What you need to do » Apart from the images, repeat the data below exactly as written.

Data excerpts »
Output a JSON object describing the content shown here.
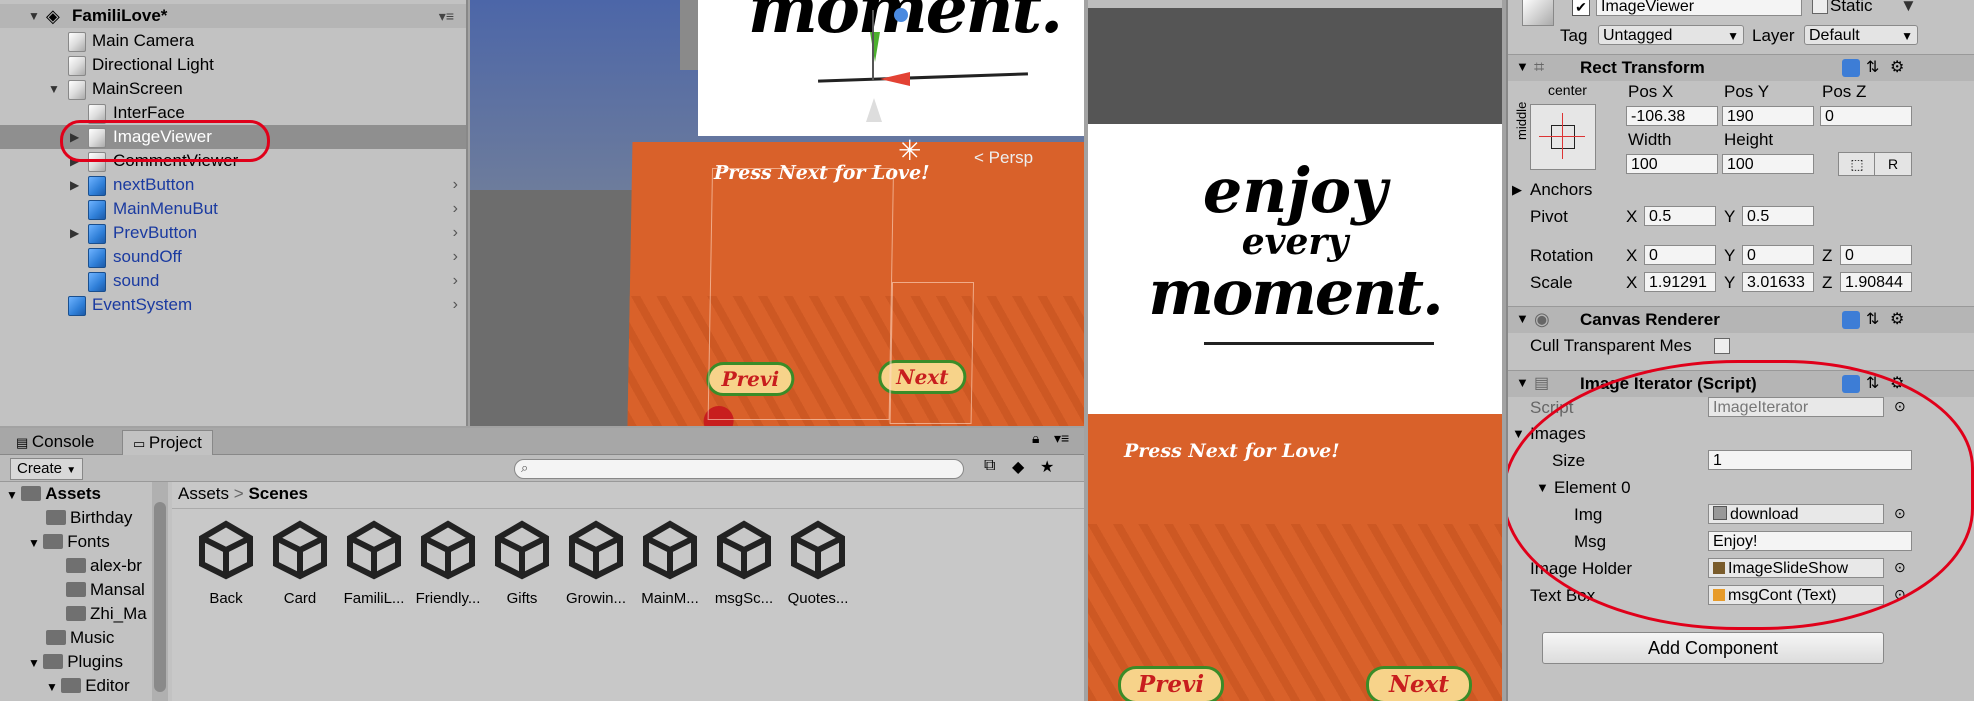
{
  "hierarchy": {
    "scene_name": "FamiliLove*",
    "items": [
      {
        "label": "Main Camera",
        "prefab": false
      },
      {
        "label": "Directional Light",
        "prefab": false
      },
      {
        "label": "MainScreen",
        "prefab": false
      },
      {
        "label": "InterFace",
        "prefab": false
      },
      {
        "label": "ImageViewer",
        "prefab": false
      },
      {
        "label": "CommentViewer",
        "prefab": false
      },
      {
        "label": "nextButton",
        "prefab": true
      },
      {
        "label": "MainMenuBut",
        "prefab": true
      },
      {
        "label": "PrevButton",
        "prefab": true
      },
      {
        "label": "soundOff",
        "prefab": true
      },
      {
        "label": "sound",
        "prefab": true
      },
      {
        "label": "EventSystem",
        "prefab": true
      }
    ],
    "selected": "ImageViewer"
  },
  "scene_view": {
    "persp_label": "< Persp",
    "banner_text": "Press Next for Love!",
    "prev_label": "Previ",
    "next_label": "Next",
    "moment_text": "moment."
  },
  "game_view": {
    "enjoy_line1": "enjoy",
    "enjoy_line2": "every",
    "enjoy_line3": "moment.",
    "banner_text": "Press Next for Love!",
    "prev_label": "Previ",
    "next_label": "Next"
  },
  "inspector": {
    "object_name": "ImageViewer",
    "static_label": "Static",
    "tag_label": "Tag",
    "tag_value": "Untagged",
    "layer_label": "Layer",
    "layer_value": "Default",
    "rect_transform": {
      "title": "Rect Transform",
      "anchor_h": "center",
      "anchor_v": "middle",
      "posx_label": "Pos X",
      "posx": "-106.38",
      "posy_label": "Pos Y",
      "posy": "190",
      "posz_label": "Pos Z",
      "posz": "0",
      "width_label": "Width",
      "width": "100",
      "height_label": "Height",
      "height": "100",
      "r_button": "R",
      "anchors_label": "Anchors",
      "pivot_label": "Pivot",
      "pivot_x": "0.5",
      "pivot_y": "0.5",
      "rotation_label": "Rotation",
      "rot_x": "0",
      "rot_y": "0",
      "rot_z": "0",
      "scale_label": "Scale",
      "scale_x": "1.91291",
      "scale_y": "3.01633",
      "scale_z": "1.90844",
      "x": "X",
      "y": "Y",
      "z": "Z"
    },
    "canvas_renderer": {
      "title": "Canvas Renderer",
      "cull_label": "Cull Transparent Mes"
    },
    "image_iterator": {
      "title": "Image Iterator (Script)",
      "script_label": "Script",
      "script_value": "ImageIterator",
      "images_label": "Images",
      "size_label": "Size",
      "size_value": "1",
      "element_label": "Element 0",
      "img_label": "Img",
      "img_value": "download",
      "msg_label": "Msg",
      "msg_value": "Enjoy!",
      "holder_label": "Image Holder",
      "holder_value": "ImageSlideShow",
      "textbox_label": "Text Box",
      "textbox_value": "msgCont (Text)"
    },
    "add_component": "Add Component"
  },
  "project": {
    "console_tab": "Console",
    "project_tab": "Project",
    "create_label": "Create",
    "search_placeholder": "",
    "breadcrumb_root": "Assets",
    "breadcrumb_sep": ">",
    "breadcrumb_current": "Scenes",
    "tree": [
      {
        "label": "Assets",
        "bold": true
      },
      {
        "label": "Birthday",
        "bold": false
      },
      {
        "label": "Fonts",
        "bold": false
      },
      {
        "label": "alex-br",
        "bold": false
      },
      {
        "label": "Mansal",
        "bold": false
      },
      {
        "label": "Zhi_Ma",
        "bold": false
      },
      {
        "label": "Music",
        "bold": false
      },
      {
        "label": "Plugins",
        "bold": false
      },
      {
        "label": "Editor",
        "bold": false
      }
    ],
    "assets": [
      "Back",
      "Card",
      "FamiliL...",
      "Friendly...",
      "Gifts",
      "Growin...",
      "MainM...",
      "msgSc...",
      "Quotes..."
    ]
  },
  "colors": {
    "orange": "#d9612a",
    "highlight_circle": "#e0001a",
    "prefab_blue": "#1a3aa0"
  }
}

Written reply »
Output a JSON object describing the content shown here.
{
  "hierarchy": {
    "scene_name": "FamiliLove*",
    "items": [
      {
        "label": "Main Camera",
        "prefab": false
      },
      {
        "label": "Directional Light",
        "prefab": false
      },
      {
        "label": "MainScreen",
        "prefab": false
      },
      {
        "label": "InterFace",
        "prefab": false
      },
      {
        "label": "ImageViewer",
        "prefab": false
      },
      {
        "label": "CommentViewer",
        "prefab": false
      },
      {
        "label": "nextButton",
        "prefab": true
      },
      {
        "label": "MainMenuBut",
        "prefab": true
      },
      {
        "label": "PrevButton",
        "prefab": true
      },
      {
        "label": "soundOff",
        "prefab": true
      },
      {
        "label": "sound",
        "prefab": true
      },
      {
        "label": "EventSystem",
        "prefab": true
      }
    ],
    "selected": "ImageViewer"
  },
  "scene_view": {
    "persp_label": "< Persp",
    "banner_text": "Press Next for Love!",
    "prev_label": "Previ",
    "next_label": "Next",
    "moment_text": "moment."
  },
  "game_view": {
    "enjoy_line1": "enjoy",
    "enjoy_line2": "every",
    "enjoy_line3": "moment.",
    "banner_text": "Press Next for Love!",
    "prev_label": "Previ",
    "next_label": "Next"
  },
  "inspector": {
    "object_name": "ImageViewer",
    "static_label": "Static",
    "tag_label": "Tag",
    "tag_value": "Untagged",
    "layer_label": "Layer",
    "layer_value": "Default",
    "rect_transform": {
      "title": "Rect Transform",
      "anchor_h": "center",
      "anchor_v": "middle",
      "posx_label": "Pos X",
      "posx": "-106.38",
      "posy_label": "Pos Y",
      "posy": "190",
      "posz_label": "Pos Z",
      "posz": "0",
      "width_label": "Width",
      "width": "100",
      "height_label": "Height",
      "height": "100",
      "r_button": "R",
      "anchors_label": "Anchors",
      "pivot_label": "Pivot",
      "pivot_x": "0.5",
      "pivot_y": "0.5",
      "rotation_label": "Rotation",
      "rot_x": "0",
      "rot_y": "0",
      "rot_z": "0",
      "scale_label": "Scale",
      "scale_x": "1.91291",
      "scale_y": "3.01633",
      "scale_z": "1.90844",
      "x": "X",
      "y": "Y",
      "z": "Z"
    },
    "canvas_renderer": {
      "title": "Canvas Renderer",
      "cull_label": "Cull Transparent Mes"
    },
    "image_iterator": {
      "title": "Image Iterator (Script)",
      "script_label": "Script",
      "script_value": "ImageIterator",
      "images_label": "Images",
      "size_label": "Size",
      "size_value": "1",
      "element_label": "Element 0",
      "img_label": "Img",
      "img_value": "download",
      "msg_label": "Msg",
      "msg_value": "Enjoy!",
      "holder_label": "Image Holder",
      "holder_value": "ImageSlideShow",
      "textbox_label": "Text Box",
      "textbox_value": "msgCont (Text)"
    },
    "add_component": "Add Component"
  },
  "project": {
    "console_tab": "Console",
    "project_tab": "Project",
    "create_label": "Create",
    "search_placeholder": "",
    "breadcrumb_root": "Assets",
    "breadcrumb_sep": ">",
    "breadcrumb_current": "Scenes",
    "tree": [
      {
        "label": "Assets",
        "bold": true
      },
      {
        "label": "Birthday",
        "bold": false
      },
      {
        "label": "Fonts",
        "bold": false
      },
      {
        "label": "alex-br",
        "bold": false
      },
      {
        "label": "Mansal",
        "bold": false
      },
      {
        "label": "Zhi_Ma",
        "bold": false
      },
      {
        "label": "Music",
        "bold": false
      },
      {
        "label": "Plugins",
        "bold": false
      },
      {
        "label": "Editor",
        "bold": false
      }
    ],
    "assets": [
      "Back",
      "Card",
      "FamiliL...",
      "Friendly...",
      "Gifts",
      "Growin...",
      "MainM...",
      "msgSc...",
      "Quotes..."
    ]
  },
  "colors": {
    "orange": "#d9612a",
    "highlight_circle": "#e0001a",
    "prefab_blue": "#1a3aa0"
  }
}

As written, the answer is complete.